“We are already seeing the number of offences declining year-on-year as compliance increases among employers.”

Labor rights activists say Qatar still owes compensation to those who worked on World Cup infrastructure projects going back to the awarding of the tournament in 2010 —years before the reforms were enacted. Amnesty says authorities failed to investigate the deaths of workers during that period.

Amnesty and other rights groups now urge soccer’s governing body FIFA to establish a $440 million fund — equivalent to the tournament’s total prize money — to compensate workers, an appeal that several federations support. The global soccer body has said it is open to the idea.

Qatar established its own fund in 2018 to compensate workers who are injured on the job or who are not paid, which Al-Ansari said had paid out some $270 million this calendar year alone. He did not comment directly on the calls for a larger remedy fund.

Page, of Human Rights Watch, says the sizable payouts by Qatari authorities, which only cover claims in recent years, show the importance of establishing a larger fund to address the “very serious abuses” that took place in the several years before the reforms were enacted.

“If this is their stance now, in the heat of the spotlight, what is their position going to be — the Qatari authorities — after the World Cup, in terms of reforms and migrant worker protections, when the spotlight is off them? I think that’s really concerning,” he said.

 

 

 

Source: Voice of America

Last Total Lunar Eclipse for Three Years Arrives Tuesday

Better catch the moon’s disappearing act Tuesday — there won’t be another like it for three years.

The total lunar eclipse will be visible throughout North America in the predawn hours — the farther west, the better — and across Asia, Australia and the rest of the Pacific after sunset. As an extra treat, Uranus will be visible just a finger’s width above the moon, resembling a bright star.

Totality will last nearly 1 1/2 hours — from 5:16 a.m. to 6:42 a.m. EST — as Earth passes directly between the moon and sun.

Known as a blood moon, it will appear a reddish orange from the light of Earth’s sunsets and sunrises. At the peak of the eclipse, the moon will be 390,653 kilometers away, according to NASA scientists. Binoculars and telescopes will enhance viewing, provided the skies are clear.

South America will get a glimpse of Tuesday’s lunar eclipse, weather permitting.
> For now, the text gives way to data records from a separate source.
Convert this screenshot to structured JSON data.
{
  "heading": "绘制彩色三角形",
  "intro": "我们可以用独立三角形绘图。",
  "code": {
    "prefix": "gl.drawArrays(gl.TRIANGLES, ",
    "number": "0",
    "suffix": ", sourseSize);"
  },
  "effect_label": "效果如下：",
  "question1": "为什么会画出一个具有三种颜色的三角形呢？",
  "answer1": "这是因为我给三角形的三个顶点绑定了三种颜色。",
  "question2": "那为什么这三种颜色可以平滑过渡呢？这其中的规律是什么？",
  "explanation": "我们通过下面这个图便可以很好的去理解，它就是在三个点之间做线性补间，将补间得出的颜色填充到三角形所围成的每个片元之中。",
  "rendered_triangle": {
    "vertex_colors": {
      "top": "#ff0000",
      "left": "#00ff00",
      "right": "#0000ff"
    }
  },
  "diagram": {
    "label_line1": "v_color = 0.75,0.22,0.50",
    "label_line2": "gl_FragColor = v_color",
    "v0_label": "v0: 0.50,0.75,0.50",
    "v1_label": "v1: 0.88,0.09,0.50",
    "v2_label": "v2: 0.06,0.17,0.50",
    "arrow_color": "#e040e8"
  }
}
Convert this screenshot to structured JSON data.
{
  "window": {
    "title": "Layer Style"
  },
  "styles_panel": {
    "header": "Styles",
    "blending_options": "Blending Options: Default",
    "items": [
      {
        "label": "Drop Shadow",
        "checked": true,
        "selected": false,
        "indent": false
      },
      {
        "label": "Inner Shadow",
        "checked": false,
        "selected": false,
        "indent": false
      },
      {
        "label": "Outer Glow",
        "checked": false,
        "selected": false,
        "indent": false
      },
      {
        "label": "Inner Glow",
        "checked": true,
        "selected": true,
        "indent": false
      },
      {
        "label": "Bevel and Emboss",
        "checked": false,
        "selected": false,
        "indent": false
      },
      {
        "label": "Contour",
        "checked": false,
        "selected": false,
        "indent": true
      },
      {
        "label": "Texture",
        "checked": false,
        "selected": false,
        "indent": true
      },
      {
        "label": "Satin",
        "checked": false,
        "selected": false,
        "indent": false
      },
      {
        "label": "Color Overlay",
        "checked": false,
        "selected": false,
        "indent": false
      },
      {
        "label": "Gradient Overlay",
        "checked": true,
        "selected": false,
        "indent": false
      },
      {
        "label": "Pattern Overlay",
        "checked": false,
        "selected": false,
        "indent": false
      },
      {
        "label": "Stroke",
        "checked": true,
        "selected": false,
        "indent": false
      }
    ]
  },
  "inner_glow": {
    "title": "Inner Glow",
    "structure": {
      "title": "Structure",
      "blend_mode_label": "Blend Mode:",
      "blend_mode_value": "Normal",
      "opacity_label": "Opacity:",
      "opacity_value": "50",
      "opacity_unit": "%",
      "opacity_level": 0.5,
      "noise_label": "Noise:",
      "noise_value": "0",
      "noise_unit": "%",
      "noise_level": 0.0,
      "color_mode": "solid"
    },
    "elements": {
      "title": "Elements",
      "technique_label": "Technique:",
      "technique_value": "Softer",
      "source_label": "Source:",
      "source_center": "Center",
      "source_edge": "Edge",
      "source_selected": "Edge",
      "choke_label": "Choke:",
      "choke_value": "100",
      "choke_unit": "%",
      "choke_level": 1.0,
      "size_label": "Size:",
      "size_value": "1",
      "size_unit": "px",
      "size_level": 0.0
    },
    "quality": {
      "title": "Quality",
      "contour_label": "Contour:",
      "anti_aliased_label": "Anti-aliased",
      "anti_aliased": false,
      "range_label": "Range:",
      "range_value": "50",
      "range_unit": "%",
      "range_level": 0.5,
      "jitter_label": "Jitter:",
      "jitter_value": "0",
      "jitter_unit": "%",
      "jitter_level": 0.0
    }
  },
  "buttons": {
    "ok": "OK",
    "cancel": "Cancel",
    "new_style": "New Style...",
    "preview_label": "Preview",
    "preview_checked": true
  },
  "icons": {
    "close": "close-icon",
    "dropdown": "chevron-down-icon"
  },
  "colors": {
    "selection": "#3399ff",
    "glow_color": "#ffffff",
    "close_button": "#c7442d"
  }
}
Striking out altogether, Africa, the Middle East and most of Europe will have to wait until 2025.

Among those providing a livestream of Tuesday’s lunar extravaganza: Griffith Observatory in Los Angeles and the Italian-based Virtual Telescope Project.

It’s the second total lunar eclipse this year; the first was in May. The next one won’t be until 2025. Plenty of partial lunar eclipses will be available in the meantime.

 

 

 

Source: Voice of America